Dataset items:
↓
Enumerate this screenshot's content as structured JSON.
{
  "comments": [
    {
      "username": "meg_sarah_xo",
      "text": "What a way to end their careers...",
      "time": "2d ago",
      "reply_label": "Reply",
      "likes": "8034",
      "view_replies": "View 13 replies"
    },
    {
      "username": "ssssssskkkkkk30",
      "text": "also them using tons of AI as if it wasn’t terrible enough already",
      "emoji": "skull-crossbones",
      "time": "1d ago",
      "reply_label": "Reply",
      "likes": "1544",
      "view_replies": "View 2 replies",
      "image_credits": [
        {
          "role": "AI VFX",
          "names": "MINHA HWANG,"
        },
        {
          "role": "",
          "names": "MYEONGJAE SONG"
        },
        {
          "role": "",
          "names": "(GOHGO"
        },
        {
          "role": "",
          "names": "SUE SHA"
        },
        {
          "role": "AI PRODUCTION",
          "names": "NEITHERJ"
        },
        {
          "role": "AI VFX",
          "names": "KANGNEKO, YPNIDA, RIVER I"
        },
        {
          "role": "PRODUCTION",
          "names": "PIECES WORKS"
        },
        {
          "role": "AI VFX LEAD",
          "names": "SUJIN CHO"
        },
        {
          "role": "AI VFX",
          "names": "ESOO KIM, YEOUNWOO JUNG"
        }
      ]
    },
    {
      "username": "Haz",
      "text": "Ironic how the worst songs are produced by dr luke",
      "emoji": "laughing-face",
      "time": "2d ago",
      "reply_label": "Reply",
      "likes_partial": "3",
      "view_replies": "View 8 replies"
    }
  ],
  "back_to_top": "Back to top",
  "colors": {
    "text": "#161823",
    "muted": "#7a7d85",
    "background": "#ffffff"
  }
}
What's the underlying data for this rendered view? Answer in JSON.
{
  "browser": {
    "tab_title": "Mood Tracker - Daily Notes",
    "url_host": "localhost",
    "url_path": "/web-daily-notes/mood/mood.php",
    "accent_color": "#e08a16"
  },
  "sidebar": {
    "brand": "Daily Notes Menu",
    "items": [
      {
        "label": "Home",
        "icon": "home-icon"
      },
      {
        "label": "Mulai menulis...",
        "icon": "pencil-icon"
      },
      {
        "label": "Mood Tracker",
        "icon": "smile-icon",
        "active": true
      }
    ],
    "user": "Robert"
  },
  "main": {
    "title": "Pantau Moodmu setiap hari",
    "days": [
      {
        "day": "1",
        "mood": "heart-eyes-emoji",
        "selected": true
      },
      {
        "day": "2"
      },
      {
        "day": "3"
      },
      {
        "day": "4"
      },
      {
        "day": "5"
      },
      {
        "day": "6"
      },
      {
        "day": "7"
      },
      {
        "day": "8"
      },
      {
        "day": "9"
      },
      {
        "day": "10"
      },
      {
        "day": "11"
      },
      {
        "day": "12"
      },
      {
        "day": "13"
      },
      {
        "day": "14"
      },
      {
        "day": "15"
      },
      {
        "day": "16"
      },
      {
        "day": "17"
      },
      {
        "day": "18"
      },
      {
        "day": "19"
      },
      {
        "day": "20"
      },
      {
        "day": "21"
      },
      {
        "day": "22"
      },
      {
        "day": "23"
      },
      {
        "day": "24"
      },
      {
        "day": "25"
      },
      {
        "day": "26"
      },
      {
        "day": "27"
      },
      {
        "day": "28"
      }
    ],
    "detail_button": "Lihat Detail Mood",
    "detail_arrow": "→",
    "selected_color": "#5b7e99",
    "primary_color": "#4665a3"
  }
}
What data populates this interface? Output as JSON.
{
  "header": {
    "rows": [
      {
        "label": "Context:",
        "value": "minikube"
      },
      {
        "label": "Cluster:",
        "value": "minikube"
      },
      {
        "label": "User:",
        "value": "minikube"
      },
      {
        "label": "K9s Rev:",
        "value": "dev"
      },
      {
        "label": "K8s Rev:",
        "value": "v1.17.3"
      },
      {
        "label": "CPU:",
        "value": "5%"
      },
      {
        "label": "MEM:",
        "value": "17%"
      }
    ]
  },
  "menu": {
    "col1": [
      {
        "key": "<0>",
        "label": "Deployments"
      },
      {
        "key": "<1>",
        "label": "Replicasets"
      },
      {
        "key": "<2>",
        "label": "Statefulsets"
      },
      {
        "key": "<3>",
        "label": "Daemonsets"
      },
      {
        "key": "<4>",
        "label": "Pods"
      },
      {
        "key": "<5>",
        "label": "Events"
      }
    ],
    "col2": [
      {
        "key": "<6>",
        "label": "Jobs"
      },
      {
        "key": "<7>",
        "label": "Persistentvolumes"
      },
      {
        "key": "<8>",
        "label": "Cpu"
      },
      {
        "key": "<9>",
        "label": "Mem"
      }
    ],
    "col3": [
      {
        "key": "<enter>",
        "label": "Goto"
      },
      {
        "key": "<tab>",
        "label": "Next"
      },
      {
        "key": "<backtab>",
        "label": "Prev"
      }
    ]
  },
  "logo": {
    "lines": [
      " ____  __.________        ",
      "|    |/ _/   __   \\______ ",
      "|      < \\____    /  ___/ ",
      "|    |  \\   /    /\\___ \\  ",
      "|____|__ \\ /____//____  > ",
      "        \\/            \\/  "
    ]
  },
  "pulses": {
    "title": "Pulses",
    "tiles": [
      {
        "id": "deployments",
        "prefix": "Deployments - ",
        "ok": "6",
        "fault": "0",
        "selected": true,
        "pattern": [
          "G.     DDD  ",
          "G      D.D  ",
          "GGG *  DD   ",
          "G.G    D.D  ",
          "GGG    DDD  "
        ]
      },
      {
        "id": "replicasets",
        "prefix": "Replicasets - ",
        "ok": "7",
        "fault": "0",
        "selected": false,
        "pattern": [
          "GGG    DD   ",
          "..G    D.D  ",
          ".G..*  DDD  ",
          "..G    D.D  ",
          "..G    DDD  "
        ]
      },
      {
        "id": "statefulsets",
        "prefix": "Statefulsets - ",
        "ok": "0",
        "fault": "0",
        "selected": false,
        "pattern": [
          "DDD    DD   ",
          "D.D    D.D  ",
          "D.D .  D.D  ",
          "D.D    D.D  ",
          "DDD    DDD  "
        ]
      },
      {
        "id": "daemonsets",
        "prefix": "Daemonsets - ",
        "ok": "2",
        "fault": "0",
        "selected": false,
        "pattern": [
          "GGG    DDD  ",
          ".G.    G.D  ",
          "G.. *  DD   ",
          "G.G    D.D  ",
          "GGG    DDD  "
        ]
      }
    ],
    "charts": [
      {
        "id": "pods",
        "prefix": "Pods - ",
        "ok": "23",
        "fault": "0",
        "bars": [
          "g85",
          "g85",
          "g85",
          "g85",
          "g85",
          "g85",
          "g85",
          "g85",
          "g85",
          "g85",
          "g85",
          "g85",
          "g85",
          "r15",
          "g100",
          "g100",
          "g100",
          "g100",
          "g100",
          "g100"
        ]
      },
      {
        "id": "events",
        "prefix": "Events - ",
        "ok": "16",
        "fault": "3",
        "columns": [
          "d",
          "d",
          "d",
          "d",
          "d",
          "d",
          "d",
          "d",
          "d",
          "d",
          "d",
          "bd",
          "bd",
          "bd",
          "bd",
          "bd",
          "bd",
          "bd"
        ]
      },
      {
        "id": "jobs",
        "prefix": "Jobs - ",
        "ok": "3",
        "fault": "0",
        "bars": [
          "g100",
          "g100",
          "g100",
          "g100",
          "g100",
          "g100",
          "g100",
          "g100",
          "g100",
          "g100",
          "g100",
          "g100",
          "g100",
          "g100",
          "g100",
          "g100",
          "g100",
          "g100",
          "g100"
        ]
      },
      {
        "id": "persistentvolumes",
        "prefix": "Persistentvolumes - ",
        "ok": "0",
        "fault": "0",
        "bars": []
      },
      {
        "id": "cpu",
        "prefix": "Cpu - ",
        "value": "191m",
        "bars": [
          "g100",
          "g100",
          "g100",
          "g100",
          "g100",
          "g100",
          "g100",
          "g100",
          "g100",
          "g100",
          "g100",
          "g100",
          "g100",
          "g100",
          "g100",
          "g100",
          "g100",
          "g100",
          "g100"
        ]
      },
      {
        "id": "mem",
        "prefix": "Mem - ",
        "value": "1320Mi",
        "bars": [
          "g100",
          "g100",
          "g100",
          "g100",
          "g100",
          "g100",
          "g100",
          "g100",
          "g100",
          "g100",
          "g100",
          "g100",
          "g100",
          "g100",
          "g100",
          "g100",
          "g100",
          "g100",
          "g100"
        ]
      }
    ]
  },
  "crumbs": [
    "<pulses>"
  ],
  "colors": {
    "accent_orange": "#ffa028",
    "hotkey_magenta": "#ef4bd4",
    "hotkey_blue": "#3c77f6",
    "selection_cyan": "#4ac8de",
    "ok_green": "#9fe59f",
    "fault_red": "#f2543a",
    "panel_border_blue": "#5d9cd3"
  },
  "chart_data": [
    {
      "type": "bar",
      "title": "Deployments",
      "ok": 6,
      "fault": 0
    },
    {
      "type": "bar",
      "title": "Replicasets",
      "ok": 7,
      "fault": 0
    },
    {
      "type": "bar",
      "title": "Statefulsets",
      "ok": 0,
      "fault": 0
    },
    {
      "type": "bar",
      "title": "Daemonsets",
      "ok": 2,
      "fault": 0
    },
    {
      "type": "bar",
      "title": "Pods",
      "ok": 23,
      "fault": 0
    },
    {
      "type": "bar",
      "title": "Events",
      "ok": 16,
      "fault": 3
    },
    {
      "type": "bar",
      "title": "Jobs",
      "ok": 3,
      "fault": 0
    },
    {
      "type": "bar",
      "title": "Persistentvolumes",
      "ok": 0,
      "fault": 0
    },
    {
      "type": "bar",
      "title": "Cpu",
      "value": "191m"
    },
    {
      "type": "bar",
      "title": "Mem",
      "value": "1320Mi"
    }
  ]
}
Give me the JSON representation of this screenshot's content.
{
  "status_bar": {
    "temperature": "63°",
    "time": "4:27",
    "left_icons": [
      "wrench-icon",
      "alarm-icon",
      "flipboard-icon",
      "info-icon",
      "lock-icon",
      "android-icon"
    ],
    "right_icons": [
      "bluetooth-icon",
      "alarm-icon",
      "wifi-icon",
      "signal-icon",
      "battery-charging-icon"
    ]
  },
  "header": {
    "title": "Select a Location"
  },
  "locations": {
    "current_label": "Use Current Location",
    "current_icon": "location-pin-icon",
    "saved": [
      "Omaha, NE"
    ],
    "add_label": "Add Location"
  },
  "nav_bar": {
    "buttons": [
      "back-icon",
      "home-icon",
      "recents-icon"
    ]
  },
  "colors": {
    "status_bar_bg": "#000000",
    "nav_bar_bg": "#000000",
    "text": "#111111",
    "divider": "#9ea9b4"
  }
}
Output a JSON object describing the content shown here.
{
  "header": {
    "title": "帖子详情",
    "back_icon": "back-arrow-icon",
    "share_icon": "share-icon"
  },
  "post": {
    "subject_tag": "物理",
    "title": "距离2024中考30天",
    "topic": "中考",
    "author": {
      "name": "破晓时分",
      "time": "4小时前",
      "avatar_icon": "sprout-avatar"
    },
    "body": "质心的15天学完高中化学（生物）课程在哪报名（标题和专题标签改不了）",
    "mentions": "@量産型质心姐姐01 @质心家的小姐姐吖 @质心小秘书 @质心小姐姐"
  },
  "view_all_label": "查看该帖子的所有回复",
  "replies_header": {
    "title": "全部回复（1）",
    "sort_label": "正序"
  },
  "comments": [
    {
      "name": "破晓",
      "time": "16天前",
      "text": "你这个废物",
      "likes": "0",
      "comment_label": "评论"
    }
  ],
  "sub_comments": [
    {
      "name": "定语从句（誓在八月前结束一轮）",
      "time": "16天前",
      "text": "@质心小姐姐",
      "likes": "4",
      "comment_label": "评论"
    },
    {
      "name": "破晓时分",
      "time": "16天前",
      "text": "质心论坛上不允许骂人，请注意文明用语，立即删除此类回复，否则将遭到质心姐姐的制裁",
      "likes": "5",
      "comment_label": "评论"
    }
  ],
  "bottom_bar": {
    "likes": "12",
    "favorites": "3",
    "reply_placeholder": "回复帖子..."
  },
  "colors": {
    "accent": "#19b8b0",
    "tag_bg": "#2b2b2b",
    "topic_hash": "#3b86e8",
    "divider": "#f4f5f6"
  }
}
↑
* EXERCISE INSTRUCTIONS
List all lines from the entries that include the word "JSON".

* SOLVED PROBLEM
Enumerate this screenshot's content as structured JSON.
What's the underlying data for this rendered view? Answer in JSON.
What data populates this interface? Output as JSON.
Give me the JSON representation of this screenshot's content.
Output a JSON object describing the content shown here.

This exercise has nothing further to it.